- Investigate around for a good lawyer. Speak to locals and they will recommend both lawyer and agent.
- Go with the flow and make sure all your paper work is in order. There will always be some other paper that is needed but you are sometimes lucky. The help of a knowledgeable Spanish speaking local or translator comes in handy in these cases.
- Your Gestoria / Abogado (Professional administrative agency/Lawyer) to obtain a NIE number (Number of Identification for Foreigners-tax identification) Most find someone local to where they live and build a good rapport and can call in whenever they have any challenges with general things.
- Try and learn Spanish and do not expect the locals to speak to you in your chosen language, especially if you are going to work in Spain or live there full time. Remember you are in Spain. Always try and make an effort first and you may find you will get a friendlier service and the locals will have more patience with you.
- Don´t compare. Well it’s not like that in the UK, Belgium or Holland is not going to get you anywhere. You are in Spain and the way of life takes some getting used to. You might have to wait longer in queues and wonder why people stop their cars for a 15 minute conversation in the middle of the road blocking all the traffic.
- La hora del Almuerzo, (Brunch) takes place nationwide between 10.30-11.30 each day. Don´t be caught in any queues at that time and especially if it is to file a complaint. If you are in a queue and waiting to be attended by a funcionario. You are likely to have the window closed in your face despite the fact that you have been queuing for 1 hour. Change your timetable it is much better that way.
- National holidays, bank holidays, local fiestas and August are all times that means that the area that you are living in is likely to be closed. Shops, banks, supermarkets etc prepare for this in advance. Get a calendar of the local fiestas and bank holidays. Don´t try and do anything in August that requires the processing of paper work or means placing an order for something that is not in stock.
- If you live on the coastline expect an influx of holiday makers coming to invade your private space through the summer periods. If you live inland expect noise from Donkeys, chickens, dogs and animal life.
- La Mañana, (Morning) is until 14.00 hours. Buenos Días, (Good Morning)
The Spanish Lunch hour is between 14.00 hrs and 17.00 hrs.
La siesta, is between 15.00-17.00 hrs and is when the Spanish generally take a power nap. Call the children in from the pool if you are on a development.
La tarde, (Afternoon) runs from 14.00 hrs until nightfall. Buenas tardes, (Good afternoon)
La Noche, is from dusk until midnight. After that the small hours are referred to as La Madrugada. Buenas noches, (Good evening).

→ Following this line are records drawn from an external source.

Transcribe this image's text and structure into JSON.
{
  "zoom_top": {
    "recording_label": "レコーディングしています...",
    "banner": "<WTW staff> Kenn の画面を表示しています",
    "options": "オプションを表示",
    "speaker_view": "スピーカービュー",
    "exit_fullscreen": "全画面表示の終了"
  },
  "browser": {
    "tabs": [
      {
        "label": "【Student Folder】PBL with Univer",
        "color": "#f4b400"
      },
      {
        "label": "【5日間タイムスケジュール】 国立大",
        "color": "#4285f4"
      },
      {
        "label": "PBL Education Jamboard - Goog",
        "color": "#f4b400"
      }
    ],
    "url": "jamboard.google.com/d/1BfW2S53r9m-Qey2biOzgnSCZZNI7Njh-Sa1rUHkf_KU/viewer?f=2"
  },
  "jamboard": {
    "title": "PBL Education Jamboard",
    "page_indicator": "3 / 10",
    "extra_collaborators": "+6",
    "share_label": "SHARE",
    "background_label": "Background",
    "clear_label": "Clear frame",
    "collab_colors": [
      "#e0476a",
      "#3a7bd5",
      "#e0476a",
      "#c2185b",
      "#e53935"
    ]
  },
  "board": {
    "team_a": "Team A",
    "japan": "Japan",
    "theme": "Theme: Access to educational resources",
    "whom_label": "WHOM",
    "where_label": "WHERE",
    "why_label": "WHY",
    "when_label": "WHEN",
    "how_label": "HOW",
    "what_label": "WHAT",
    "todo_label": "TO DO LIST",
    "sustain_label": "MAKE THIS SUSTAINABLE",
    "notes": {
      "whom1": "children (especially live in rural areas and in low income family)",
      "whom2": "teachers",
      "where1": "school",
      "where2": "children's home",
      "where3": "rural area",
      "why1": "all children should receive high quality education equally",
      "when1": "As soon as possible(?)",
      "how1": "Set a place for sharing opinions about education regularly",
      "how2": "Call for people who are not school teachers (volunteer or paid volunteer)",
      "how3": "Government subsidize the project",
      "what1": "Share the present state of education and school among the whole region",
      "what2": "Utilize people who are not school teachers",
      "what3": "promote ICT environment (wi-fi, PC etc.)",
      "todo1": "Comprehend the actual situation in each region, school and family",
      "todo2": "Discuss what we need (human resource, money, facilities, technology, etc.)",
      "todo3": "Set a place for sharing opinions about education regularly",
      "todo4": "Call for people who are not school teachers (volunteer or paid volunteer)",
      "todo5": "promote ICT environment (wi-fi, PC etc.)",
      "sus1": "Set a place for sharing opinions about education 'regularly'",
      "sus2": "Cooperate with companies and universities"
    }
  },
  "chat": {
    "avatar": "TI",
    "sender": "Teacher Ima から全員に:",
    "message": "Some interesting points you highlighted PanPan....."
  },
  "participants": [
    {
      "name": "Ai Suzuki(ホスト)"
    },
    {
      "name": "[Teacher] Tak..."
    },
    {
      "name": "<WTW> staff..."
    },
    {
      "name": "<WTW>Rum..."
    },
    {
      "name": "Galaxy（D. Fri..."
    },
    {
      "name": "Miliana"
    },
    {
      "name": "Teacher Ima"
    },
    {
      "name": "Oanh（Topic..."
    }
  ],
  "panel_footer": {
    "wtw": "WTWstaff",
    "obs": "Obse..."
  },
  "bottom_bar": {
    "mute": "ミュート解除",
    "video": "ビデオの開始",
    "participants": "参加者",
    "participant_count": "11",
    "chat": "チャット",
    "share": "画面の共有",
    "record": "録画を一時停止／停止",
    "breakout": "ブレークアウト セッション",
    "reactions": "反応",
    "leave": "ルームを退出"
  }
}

Try and have a sense of humour about the things that are different. Life in Spain is different and can be a shock to the system if you are not prepared for it. A good sense of humour and an open mind will certainly mean that the good will out weigh the bad.